---------- EXTRACTED INFORMATION

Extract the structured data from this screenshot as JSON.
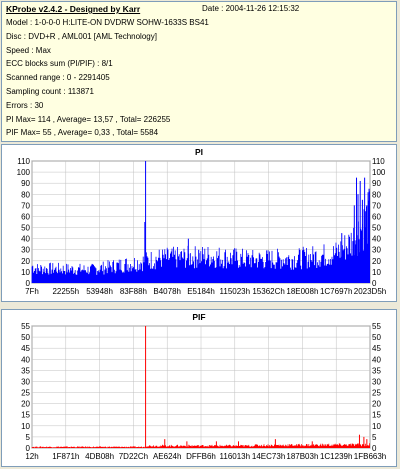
{
  "app": {
    "title": "KProbe v2.4.2 - Designed by Karr",
    "date_line": "Date : 2004-11-26 12:15:32"
  },
  "info": {
    "model": "Model : 1-0-0-0 H:LITE-ON DVDRW SOHW-1633S BS41",
    "disc": "Disc : DVD+R , AML001 [AML Technology]",
    "speed": "Speed : Max",
    "ecc": "ECC blocks sum (PI/PIF) : 8/1",
    "scanned": "Scanned range : 0 - 2291405",
    "sampling": "Sampling count : 113871",
    "errors": "Errors : 30",
    "pi_stats": "PI Max= 114 , Average= 13,57 , Total= 226255",
    "pif_stats": "PIF Max= 55 , Average= 0,33 , Total= 5584"
  },
  "colors": {
    "panel_bg": "#ffffe1",
    "window_bg": "#ece9d8",
    "pi_series": "#0000ff",
    "pif_series": "#ff0000",
    "title_color": "#000080",
    "grid": "#c0c0c0"
  },
  "chart_data": [
    {
      "type": "bar",
      "title": "PI",
      "ylim": [
        0,
        110
      ],
      "yticks": [
        0,
        10,
        20,
        30,
        40,
        50,
        60,
        70,
        80,
        90,
        100,
        110
      ],
      "xlim": [
        0,
        2291405
      ],
      "xtick_labels": [
        "7Fh",
        "22255h",
        "53948h",
        "83F88h",
        "B4078h",
        "E5184h",
        "115023h",
        "15362Ch",
        "18E008h",
        "1C7697h",
        "2023D5h"
      ],
      "grid": true,
      "series": [
        {
          "color": "#0000ff",
          "segments": [
            {
              "x": [
                0,
                50000
              ],
              "y": [
                15,
                12
              ]
            },
            {
              "x": [
                50000,
                400000
              ],
              "y": [
                13,
                12
              ]
            },
            {
              "x": [
                400000,
                600000
              ],
              "y": [
                12,
                16
              ]
            },
            {
              "x": [
                600000,
                700000
              ],
              "y": [
                16,
                18
              ]
            },
            {
              "x": [
                700000,
                780000
              ],
              "y": [
                18,
                20
              ]
            },
            {
              "x": [
                780000,
                850000
              ],
              "y": [
                20,
                22
              ]
            },
            {
              "x": [
                850000,
                1200000
              ],
              "y": [
                22,
                24
              ]
            },
            {
              "x": [
                1200000,
                1500000
              ],
              "y": [
                24,
                21
              ]
            },
            {
              "x": [
                1500000,
                1800000
              ],
              "y": [
                21,
                22
              ]
            },
            {
              "x": [
                1800000,
                2050000
              ],
              "y": [
                22,
                26
              ]
            },
            {
              "x": [
                2050000,
                2150000
              ],
              "y": [
                26,
                35
              ]
            },
            {
              "x": [
                2150000,
                2291405
              ],
              "y": [
                35,
                60
              ]
            }
          ],
          "spikes": [
            {
              "x": 770000,
              "y": 114
            },
            {
              "x": 765000,
              "y": 55
            },
            {
              "x": 1060000,
              "y": 40
            },
            {
              "x": 1130000,
              "y": 30
            },
            {
              "x": 2100000,
              "y": 45
            },
            {
              "x": 2185000,
              "y": 70
            },
            {
              "x": 2200000,
              "y": 95
            },
            {
              "x": 2210000,
              "y": 80
            },
            {
              "x": 2225000,
              "y": 92
            },
            {
              "x": 2240000,
              "y": 75
            },
            {
              "x": 2255000,
              "y": 95
            },
            {
              "x": 2270000,
              "y": 70
            },
            {
              "x": 2285000,
              "y": 85
            }
          ]
        }
      ]
    },
    {
      "type": "bar",
      "title": "PIF",
      "ylim": [
        0,
        55
      ],
      "yticks": [
        0,
        5,
        10,
        15,
        20,
        25,
        30,
        35,
        40,
        45,
        50,
        55
      ],
      "xlim": [
        0,
        2291405
      ],
      "xtick_labels": [
        "12h",
        "1F871h",
        "4DB08h",
        "7D22Ch",
        "AE624h",
        "DFFB6h",
        "116013h",
        "14EC73h",
        "187B03h",
        "1C1239h",
        "1FB663h"
      ],
      "grid": true,
      "series": [
        {
          "color": "#ff0000",
          "segments": [
            {
              "x": [
                0,
                770000
              ],
              "y": [
                0.5,
                0.5
              ]
            },
            {
              "x": [
                770000,
                1500000
              ],
              "y": [
                1,
                1
              ]
            },
            {
              "x": [
                1500000,
                2291405
              ],
              "y": [
                1.2,
                1.5
              ]
            }
          ],
          "spikes": [
            {
              "x": 770000,
              "y": 55
            },
            {
              "x": 900000,
              "y": 4
            },
            {
              "x": 1050000,
              "y": 3
            },
            {
              "x": 1250000,
              "y": 3
            },
            {
              "x": 1400000,
              "y": 3
            },
            {
              "x": 1650000,
              "y": 4
            },
            {
              "x": 1900000,
              "y": 3
            },
            {
              "x": 2220000,
              "y": 6
            },
            {
              "x": 2250000,
              "y": 5
            },
            {
              "x": 2270000,
              "y": 4
            }
          ]
        }
      ]
    }
  ]
}
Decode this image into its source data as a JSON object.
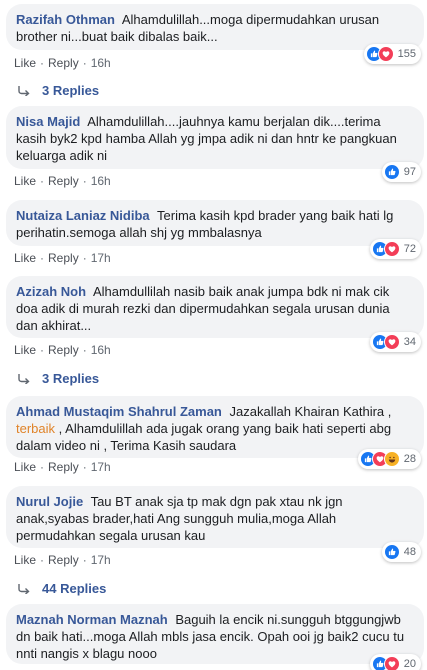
{
  "labels": {
    "like": "Like",
    "reply": "Reply"
  },
  "comments": [
    {
      "author": "Razifah Othman",
      "text": "Alhamdulillah...moga dipermudahkan urusan brother ni...buat baik dibalas baik...",
      "time": "16h",
      "count": "155",
      "reactions": [
        "like",
        "love"
      ]
    },
    {
      "author": "Nisa Majid",
      "text": "Alhamdulillah....jauhnya kamu berjalan dik....terima kasih byk2 kpd hamba Allah yg jmpa adik ni dan hntr ke pangkuan keluarga adik ni",
      "time": "16h",
      "count": "97",
      "reactions": [
        "like"
      ]
    },
    {
      "author": "Nutaiza Laniaz Nidiba",
      "text": "Terima kasih kpd brader yang baik hati lg perihatin.semoga allah shj yg mmbalasnya",
      "time": "17h",
      "count": "72",
      "reactions": [
        "like",
        "love"
      ]
    },
    {
      "author": "Azizah Noh",
      "text": "Alhamdullilah nasib baik anak jumpa bdk ni mak cik doa adik di murah rezki dan dipermudahkan segala urusan dunia dan akhirat...",
      "time": "16h",
      "count": "34",
      "reactions": [
        "like",
        "love"
      ]
    },
    {
      "author": "Ahmad Mustaqim Shahrul Zaman",
      "text_before": "Jazakallah Khairan Kathira ,",
      "highlight": "terbaik",
      "text_after": ", Alhamdulillah ada jugak orang yang baik hati seperti abg dalam video ni , Terima Kasih saudara",
      "time": "17h",
      "count": "28",
      "reactions": [
        "like",
        "love",
        "haha"
      ]
    },
    {
      "author": "Nurul Jojie",
      "text": "Tau BT anak sja tp mak dgn pak xtau nk jgn anak,syabas brader,hati Ang sungguh mulia,moga Allah permudahkan segala urusan kau",
      "time": "17h",
      "count": "48",
      "reactions": [
        "like"
      ]
    },
    {
      "author": "Maznah Norman Maznah",
      "text": "Baguih la encik ni.sungguh btggungjwb dn baik hati...moga Allah mbls jasa encik. Opah ooi jg baik2 cucu tu nnti nangis x blagu nooo",
      "count": "20",
      "reactions": [
        "like",
        "love"
      ]
    }
  ],
  "reply_threads": [
    {
      "label": "3 Replies"
    },
    {
      "label": "3 Replies"
    },
    {
      "label": "44 Replies"
    }
  ],
  "colors": {
    "author": "#385898",
    "highlight": "#e0842a",
    "bubble": "#f2f3f5",
    "like": "#1877f2",
    "love": "#f33e58",
    "haha": "#f7b125"
  }
}
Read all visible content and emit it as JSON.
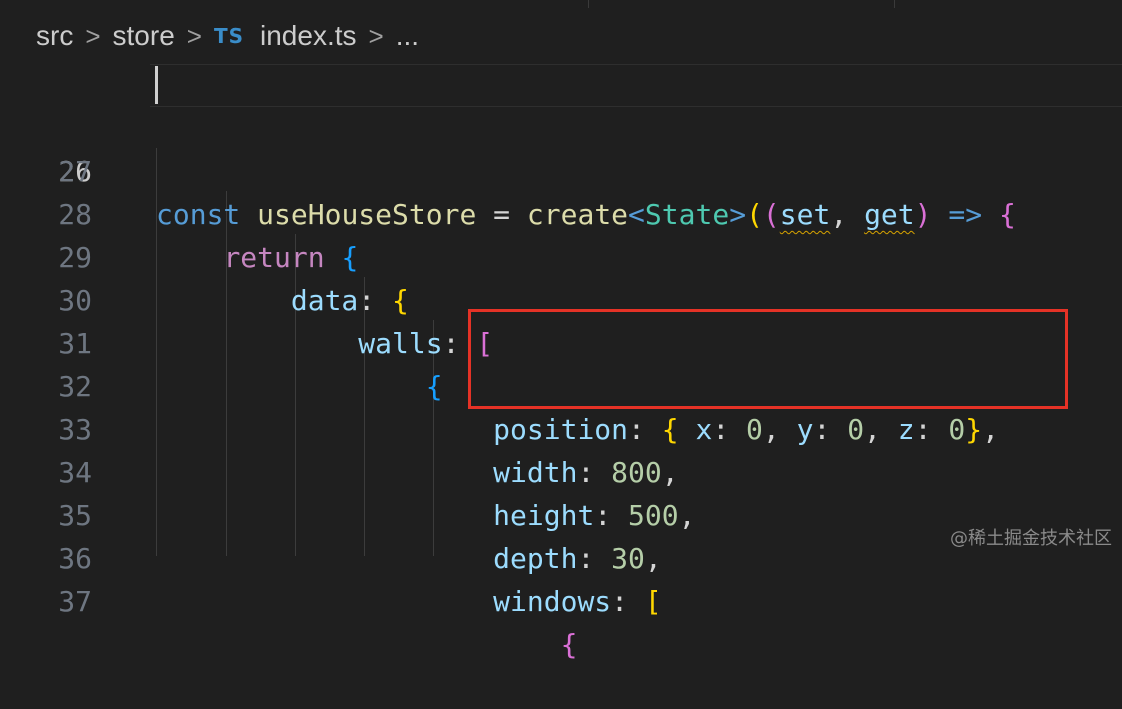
{
  "breadcrumb": {
    "items": [
      "src",
      "store",
      "index.ts",
      "..."
    ],
    "file_badge": "TS",
    "separator": ">"
  },
  "editor": {
    "line_numbers": [
      "26",
      "27",
      "28",
      "29",
      "30",
      "31",
      "32",
      "33",
      "34",
      "35",
      "36",
      "37"
    ],
    "active_line": "26",
    "code": {
      "l27": {
        "const": "const",
        "name": "useHouseStore",
        "eq": "=",
        "create": "create",
        "lt": "<",
        "state": "State",
        "gt": ">",
        "set": "set",
        "get": "get",
        "arrow": "=>"
      },
      "l28": {
        "return": "return"
      },
      "l29": {
        "key": "data"
      },
      "l30": {
        "key": "walls"
      },
      "l32": {
        "key": "position",
        "x": "x",
        "y": "y",
        "z": "z",
        "xv": "0",
        "yv": "0",
        "zv": "0"
      },
      "l33": {
        "key": "width",
        "val": "800"
      },
      "l34": {
        "key": "height",
        "val": "500"
      },
      "l35": {
        "key": "depth",
        "val": "30"
      },
      "l36": {
        "key": "windows"
      }
    },
    "highlight_color": "#e53226"
  },
  "watermark": "@稀土掘金技术社区"
}
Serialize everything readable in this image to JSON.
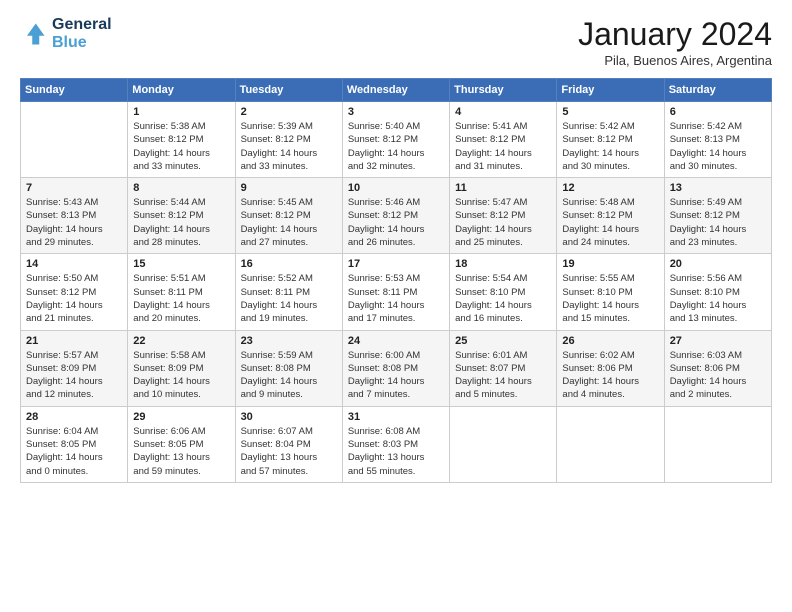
{
  "logo": {
    "line1": "General",
    "line2": "Blue"
  },
  "title": "January 2024",
  "location": "Pila, Buenos Aires, Argentina",
  "weekdays": [
    "Sunday",
    "Monday",
    "Tuesday",
    "Wednesday",
    "Thursday",
    "Friday",
    "Saturday"
  ],
  "weeks": [
    [
      {
        "day": "",
        "info": ""
      },
      {
        "day": "1",
        "info": "Sunrise: 5:38 AM\nSunset: 8:12 PM\nDaylight: 14 hours\nand 33 minutes."
      },
      {
        "day": "2",
        "info": "Sunrise: 5:39 AM\nSunset: 8:12 PM\nDaylight: 14 hours\nand 33 minutes."
      },
      {
        "day": "3",
        "info": "Sunrise: 5:40 AM\nSunset: 8:12 PM\nDaylight: 14 hours\nand 32 minutes."
      },
      {
        "day": "4",
        "info": "Sunrise: 5:41 AM\nSunset: 8:12 PM\nDaylight: 14 hours\nand 31 minutes."
      },
      {
        "day": "5",
        "info": "Sunrise: 5:42 AM\nSunset: 8:12 PM\nDaylight: 14 hours\nand 30 minutes."
      },
      {
        "day": "6",
        "info": "Sunrise: 5:42 AM\nSunset: 8:13 PM\nDaylight: 14 hours\nand 30 minutes."
      }
    ],
    [
      {
        "day": "7",
        "info": "Sunrise: 5:43 AM\nSunset: 8:13 PM\nDaylight: 14 hours\nand 29 minutes."
      },
      {
        "day": "8",
        "info": "Sunrise: 5:44 AM\nSunset: 8:12 PM\nDaylight: 14 hours\nand 28 minutes."
      },
      {
        "day": "9",
        "info": "Sunrise: 5:45 AM\nSunset: 8:12 PM\nDaylight: 14 hours\nand 27 minutes."
      },
      {
        "day": "10",
        "info": "Sunrise: 5:46 AM\nSunset: 8:12 PM\nDaylight: 14 hours\nand 26 minutes."
      },
      {
        "day": "11",
        "info": "Sunrise: 5:47 AM\nSunset: 8:12 PM\nDaylight: 14 hours\nand 25 minutes."
      },
      {
        "day": "12",
        "info": "Sunrise: 5:48 AM\nSunset: 8:12 PM\nDaylight: 14 hours\nand 24 minutes."
      },
      {
        "day": "13",
        "info": "Sunrise: 5:49 AM\nSunset: 8:12 PM\nDaylight: 14 hours\nand 23 minutes."
      }
    ],
    [
      {
        "day": "14",
        "info": "Sunrise: 5:50 AM\nSunset: 8:12 PM\nDaylight: 14 hours\nand 21 minutes."
      },
      {
        "day": "15",
        "info": "Sunrise: 5:51 AM\nSunset: 8:11 PM\nDaylight: 14 hours\nand 20 minutes."
      },
      {
        "day": "16",
        "info": "Sunrise: 5:52 AM\nSunset: 8:11 PM\nDaylight: 14 hours\nand 19 minutes."
      },
      {
        "day": "17",
        "info": "Sunrise: 5:53 AM\nSunset: 8:11 PM\nDaylight: 14 hours\nand 17 minutes."
      },
      {
        "day": "18",
        "info": "Sunrise: 5:54 AM\nSunset: 8:10 PM\nDaylight: 14 hours\nand 16 minutes."
      },
      {
        "day": "19",
        "info": "Sunrise: 5:55 AM\nSunset: 8:10 PM\nDaylight: 14 hours\nand 15 minutes."
      },
      {
        "day": "20",
        "info": "Sunrise: 5:56 AM\nSunset: 8:10 PM\nDaylight: 14 hours\nand 13 minutes."
      }
    ],
    [
      {
        "day": "21",
        "info": "Sunrise: 5:57 AM\nSunset: 8:09 PM\nDaylight: 14 hours\nand 12 minutes."
      },
      {
        "day": "22",
        "info": "Sunrise: 5:58 AM\nSunset: 8:09 PM\nDaylight: 14 hours\nand 10 minutes."
      },
      {
        "day": "23",
        "info": "Sunrise: 5:59 AM\nSunset: 8:08 PM\nDaylight: 14 hours\nand 9 minutes."
      },
      {
        "day": "24",
        "info": "Sunrise: 6:00 AM\nSunset: 8:08 PM\nDaylight: 14 hours\nand 7 minutes."
      },
      {
        "day": "25",
        "info": "Sunrise: 6:01 AM\nSunset: 8:07 PM\nDaylight: 14 hours\nand 5 minutes."
      },
      {
        "day": "26",
        "info": "Sunrise: 6:02 AM\nSunset: 8:06 PM\nDaylight: 14 hours\nand 4 minutes."
      },
      {
        "day": "27",
        "info": "Sunrise: 6:03 AM\nSunset: 8:06 PM\nDaylight: 14 hours\nand 2 minutes."
      }
    ],
    [
      {
        "day": "28",
        "info": "Sunrise: 6:04 AM\nSunset: 8:05 PM\nDaylight: 14 hours\nand 0 minutes."
      },
      {
        "day": "29",
        "info": "Sunrise: 6:06 AM\nSunset: 8:05 PM\nDaylight: 13 hours\nand 59 minutes."
      },
      {
        "day": "30",
        "info": "Sunrise: 6:07 AM\nSunset: 8:04 PM\nDaylight: 13 hours\nand 57 minutes."
      },
      {
        "day": "31",
        "info": "Sunrise: 6:08 AM\nSunset: 8:03 PM\nDaylight: 13 hours\nand 55 minutes."
      },
      {
        "day": "",
        "info": ""
      },
      {
        "day": "",
        "info": ""
      },
      {
        "day": "",
        "info": ""
      }
    ]
  ]
}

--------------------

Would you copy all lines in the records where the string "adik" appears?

■ **EXERCISE RESULT**:
      "text": "Alhamdulillah....jauhnya kamu berjalan dik....terima kasih byk2 kpd hamba Allah yg jmpa adik ni dan hntr ke pangkuan keluarga adik ni",
      "text": "Alhamdullilah nasib baik anak jumpa bdk ni mak cik doa adik di murah rezki dan dipermudahkan segala urusan dunia dan akhirat...",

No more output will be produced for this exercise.